WHAT CHARLESTON SCHOOL OF LAW STUDENTS ARE UP TO WHEN THEY PROBABLY SHOULD BE STUDYING …
We don’t know Roy T. Willey IV, but we picture him as the sort of guy who enjoys playing croquet in seer sucker shorts while referring to various mutual fund developments as “continental.” The kind of guy who’s going to vote for Mitt Romney … but isn’t afraid to crack a few good Mormon jokes.
Don’t mind if we do, Roy … don’t mind if we do.
Amazingly, this polo-playing Harvard graduate somehow wound up attending the Charleston School of Law (CSOL), which as we’ve noted on multiple occasions (most recently here) is not necessarily a good thing. In fact it’s almost as bad as winding up at the University of South Carolina’s school of law.
Anyway, Willey recently campaigned for a leadership post at CSOL along with his girlfriends Kelsey Odom and Alexis Wimberly. Did this “society slate” win? No … (although Willey blamed their defeat on dishonest campaign tactics perpetrated by their opponents).
So … what’s a group of aristocrats looking to reclaim its lost exclusivity to do? Aside from elected office, how else are these self-important students going to be able to lord their status over the unwashed masses?
Enter the “Society of the Gavel.”
Take a look …
(Click to enlarge)
What’s the “Society of the Gavel?”
It’s a secret society formed by Willey and his friends … except their goal doesn’t appear to be world domination so much as it is having a place to hobnob without being burdened by the lower castes.
The only problem?
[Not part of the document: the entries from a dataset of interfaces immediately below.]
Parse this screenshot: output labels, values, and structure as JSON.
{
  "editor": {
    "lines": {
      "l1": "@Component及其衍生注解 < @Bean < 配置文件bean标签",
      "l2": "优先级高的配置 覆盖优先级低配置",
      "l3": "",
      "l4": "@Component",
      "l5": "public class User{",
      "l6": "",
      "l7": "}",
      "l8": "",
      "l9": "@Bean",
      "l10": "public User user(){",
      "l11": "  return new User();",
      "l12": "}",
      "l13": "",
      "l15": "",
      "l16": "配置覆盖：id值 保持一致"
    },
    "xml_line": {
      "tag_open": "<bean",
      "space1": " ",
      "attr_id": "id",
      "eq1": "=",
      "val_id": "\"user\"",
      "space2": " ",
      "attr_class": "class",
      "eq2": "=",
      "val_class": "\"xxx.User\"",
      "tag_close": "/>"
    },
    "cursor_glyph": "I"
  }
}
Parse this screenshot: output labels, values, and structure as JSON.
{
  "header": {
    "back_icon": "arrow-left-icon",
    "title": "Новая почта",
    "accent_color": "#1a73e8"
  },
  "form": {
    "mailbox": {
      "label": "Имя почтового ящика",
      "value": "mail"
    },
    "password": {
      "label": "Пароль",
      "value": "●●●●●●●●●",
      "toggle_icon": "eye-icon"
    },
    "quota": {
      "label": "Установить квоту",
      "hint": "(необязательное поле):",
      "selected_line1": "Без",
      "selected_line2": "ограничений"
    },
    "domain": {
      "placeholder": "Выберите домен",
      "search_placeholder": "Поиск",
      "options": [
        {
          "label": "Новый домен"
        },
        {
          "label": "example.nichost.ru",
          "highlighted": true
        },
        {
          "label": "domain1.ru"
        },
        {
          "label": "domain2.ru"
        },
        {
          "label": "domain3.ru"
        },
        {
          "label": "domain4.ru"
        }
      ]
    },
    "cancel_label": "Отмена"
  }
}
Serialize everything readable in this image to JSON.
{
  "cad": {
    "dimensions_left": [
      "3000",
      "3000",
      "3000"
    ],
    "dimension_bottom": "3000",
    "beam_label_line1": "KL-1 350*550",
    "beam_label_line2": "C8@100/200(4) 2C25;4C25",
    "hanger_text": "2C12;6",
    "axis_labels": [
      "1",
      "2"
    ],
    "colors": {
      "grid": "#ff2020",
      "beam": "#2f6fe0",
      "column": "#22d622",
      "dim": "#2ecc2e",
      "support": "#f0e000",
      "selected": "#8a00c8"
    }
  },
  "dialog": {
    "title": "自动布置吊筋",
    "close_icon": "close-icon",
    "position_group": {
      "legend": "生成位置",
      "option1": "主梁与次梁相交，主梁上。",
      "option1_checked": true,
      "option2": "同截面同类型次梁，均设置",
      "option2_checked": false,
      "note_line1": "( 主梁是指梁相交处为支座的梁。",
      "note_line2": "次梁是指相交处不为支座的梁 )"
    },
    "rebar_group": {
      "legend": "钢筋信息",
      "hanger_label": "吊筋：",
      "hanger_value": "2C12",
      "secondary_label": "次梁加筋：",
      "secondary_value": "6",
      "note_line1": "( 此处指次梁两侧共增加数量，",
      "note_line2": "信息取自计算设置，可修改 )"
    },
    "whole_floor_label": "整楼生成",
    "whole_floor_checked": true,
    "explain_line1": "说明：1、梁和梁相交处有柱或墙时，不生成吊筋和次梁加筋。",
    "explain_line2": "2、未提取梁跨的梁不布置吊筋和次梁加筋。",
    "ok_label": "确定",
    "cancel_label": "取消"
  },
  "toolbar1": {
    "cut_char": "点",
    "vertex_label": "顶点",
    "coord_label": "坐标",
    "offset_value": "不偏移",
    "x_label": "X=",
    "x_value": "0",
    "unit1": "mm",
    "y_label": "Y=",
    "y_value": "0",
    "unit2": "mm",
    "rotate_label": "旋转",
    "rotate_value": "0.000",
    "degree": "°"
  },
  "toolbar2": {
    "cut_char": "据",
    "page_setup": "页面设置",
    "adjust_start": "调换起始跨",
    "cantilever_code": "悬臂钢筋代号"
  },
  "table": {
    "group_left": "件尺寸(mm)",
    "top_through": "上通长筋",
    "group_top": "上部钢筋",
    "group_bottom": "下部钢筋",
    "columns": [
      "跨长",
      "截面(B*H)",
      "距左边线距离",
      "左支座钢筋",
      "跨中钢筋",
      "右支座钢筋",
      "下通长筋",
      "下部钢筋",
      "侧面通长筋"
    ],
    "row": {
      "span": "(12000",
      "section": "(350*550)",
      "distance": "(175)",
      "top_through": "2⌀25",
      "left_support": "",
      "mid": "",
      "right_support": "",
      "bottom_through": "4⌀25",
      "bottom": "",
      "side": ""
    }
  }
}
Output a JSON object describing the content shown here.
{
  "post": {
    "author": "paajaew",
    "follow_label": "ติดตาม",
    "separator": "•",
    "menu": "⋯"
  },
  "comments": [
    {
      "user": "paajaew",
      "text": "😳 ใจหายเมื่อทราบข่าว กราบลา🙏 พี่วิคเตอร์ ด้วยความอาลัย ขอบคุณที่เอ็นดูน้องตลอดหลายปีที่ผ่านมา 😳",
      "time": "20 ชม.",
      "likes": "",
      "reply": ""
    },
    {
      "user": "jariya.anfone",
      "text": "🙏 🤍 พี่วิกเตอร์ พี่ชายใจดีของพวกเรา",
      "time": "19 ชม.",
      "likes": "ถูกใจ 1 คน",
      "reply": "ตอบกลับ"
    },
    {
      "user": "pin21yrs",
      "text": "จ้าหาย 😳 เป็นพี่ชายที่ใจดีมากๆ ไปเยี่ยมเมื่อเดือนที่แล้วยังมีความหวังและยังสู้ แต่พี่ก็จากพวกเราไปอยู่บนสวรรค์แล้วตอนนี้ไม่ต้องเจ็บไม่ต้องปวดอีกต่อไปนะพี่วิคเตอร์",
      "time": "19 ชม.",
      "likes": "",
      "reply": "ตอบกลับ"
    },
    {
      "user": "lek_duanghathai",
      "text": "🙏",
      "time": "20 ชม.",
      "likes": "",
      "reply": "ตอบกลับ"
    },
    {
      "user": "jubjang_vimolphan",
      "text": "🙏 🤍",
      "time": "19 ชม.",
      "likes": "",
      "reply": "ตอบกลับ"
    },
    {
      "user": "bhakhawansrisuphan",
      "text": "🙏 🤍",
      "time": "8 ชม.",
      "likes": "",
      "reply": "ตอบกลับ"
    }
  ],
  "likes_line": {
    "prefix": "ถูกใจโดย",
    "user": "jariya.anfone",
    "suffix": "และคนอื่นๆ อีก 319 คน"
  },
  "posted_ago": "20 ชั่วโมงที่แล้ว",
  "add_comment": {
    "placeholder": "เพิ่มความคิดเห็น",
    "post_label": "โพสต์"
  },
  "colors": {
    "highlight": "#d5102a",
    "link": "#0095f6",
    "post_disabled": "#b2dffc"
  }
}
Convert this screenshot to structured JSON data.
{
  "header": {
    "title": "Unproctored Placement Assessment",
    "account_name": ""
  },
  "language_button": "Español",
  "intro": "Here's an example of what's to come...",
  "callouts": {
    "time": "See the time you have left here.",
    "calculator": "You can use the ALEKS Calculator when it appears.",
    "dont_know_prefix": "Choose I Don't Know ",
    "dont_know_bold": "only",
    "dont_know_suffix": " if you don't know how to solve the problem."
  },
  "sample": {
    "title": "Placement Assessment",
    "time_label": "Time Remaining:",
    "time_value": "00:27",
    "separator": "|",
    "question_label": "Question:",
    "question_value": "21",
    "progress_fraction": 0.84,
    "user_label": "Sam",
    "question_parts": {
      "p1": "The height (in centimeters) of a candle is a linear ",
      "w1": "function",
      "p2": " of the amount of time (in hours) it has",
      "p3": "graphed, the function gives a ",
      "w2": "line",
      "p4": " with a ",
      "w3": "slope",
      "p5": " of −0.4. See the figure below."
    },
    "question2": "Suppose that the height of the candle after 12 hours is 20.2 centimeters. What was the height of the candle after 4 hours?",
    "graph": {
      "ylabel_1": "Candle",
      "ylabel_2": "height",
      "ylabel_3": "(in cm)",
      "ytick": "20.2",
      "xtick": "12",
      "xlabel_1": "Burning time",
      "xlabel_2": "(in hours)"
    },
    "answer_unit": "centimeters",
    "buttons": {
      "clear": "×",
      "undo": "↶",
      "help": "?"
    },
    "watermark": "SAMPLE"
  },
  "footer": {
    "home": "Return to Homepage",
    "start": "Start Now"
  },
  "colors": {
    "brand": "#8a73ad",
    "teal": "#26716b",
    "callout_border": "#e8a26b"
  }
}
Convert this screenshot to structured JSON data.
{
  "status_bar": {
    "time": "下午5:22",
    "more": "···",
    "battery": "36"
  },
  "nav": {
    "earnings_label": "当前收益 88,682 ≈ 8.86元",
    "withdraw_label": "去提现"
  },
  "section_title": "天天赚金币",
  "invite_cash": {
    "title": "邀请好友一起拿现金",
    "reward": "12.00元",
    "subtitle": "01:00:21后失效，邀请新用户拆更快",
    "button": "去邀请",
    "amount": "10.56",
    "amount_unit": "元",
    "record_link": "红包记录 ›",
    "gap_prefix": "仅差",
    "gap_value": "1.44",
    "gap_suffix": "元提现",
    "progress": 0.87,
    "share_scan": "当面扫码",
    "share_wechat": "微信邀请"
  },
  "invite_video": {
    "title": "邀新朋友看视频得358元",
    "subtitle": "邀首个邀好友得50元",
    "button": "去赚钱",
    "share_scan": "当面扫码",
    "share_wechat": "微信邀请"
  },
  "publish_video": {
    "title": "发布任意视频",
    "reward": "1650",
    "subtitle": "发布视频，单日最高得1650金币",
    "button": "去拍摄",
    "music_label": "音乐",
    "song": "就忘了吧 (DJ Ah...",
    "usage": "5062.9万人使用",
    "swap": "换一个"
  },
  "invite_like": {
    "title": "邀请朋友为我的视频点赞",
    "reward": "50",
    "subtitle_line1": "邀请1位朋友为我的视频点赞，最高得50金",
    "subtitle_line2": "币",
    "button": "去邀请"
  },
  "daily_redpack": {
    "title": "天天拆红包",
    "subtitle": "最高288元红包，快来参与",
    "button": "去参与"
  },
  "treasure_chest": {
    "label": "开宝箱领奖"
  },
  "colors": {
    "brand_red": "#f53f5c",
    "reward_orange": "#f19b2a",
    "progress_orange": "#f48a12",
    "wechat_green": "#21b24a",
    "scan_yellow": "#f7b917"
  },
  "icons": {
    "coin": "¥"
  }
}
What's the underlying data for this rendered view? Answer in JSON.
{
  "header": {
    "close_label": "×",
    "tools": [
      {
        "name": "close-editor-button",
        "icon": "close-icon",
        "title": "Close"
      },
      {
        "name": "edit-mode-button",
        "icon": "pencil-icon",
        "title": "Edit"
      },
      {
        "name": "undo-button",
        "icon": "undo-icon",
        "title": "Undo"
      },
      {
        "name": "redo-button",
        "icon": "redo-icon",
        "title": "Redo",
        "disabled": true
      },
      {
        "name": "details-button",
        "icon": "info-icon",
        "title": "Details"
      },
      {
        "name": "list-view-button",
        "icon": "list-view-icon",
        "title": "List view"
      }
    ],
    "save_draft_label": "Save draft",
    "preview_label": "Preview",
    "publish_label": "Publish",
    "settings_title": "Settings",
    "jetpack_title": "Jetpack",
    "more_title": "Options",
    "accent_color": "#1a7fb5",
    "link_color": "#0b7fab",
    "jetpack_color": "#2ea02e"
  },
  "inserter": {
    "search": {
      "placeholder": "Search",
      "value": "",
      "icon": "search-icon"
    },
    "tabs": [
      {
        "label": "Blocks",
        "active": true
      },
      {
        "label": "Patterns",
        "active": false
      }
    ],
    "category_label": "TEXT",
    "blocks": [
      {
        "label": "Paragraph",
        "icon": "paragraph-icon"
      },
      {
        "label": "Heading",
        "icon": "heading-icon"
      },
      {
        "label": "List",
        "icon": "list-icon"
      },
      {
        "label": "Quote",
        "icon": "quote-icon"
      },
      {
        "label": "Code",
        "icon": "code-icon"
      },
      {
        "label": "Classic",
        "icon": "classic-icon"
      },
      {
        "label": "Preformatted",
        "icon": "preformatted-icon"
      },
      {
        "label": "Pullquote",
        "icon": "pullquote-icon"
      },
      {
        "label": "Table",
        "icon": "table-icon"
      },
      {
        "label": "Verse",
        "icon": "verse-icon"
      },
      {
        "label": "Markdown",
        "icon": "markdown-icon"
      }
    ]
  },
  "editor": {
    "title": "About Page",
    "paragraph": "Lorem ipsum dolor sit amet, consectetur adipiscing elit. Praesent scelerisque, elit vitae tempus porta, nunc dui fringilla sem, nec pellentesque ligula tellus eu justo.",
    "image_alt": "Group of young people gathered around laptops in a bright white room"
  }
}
Some of the undesirables at the Charleston School of Law caught wind of this group’s little Garden Party at the Palmer Home (a location we highly recommend, if you have the means) and began forwarding details of the event. Eventually, an invitation was sent to the entire student body by an unknown individual.
In an effort to preserve the exclusivity of his “There But For The Grace Of God Go We” club, Willy was forced to send his own email to the CSOL student body advising them that “if you are not on the list of invitees or have not spoken to one of use (sic) personally, the security service must turn you away.”
“It was our intention to host a number of events, with different students invited to each, along with our list of practitioners and judges,” Willey informed his classmates. “If you did not receive a legitimate invitation to this particular event, it is a result of our desire to keep each event small and intimate.”
Willey added that “the email containing the fake invitation is in violation of numerous state and federal laws” and that he and his colleagues have “reported it to the appropriate authorities, and an investigation is underway.”
Yeah … we’re sure the Charleston cops and the FBI are going to get right on that, dude.
Meanwhile, a new Facebook page entitled “Joe Gavel” has popped up – and has been busily lampooning Willey and his fellow upper crusters.
We’ve never had much use for secret societies (after all, our founding editor already has his own croquet club). We don’t have a problem with them, obviously, they just strike us as ridiculous (not to mention indicative of an itching inferiority complex on the part of their members). Also, based on CSOL’s woeful 40 percent passage rate on the most recent South Carolina bar exam, we would advise students at the school to steer clear of such associations and focus on their studies.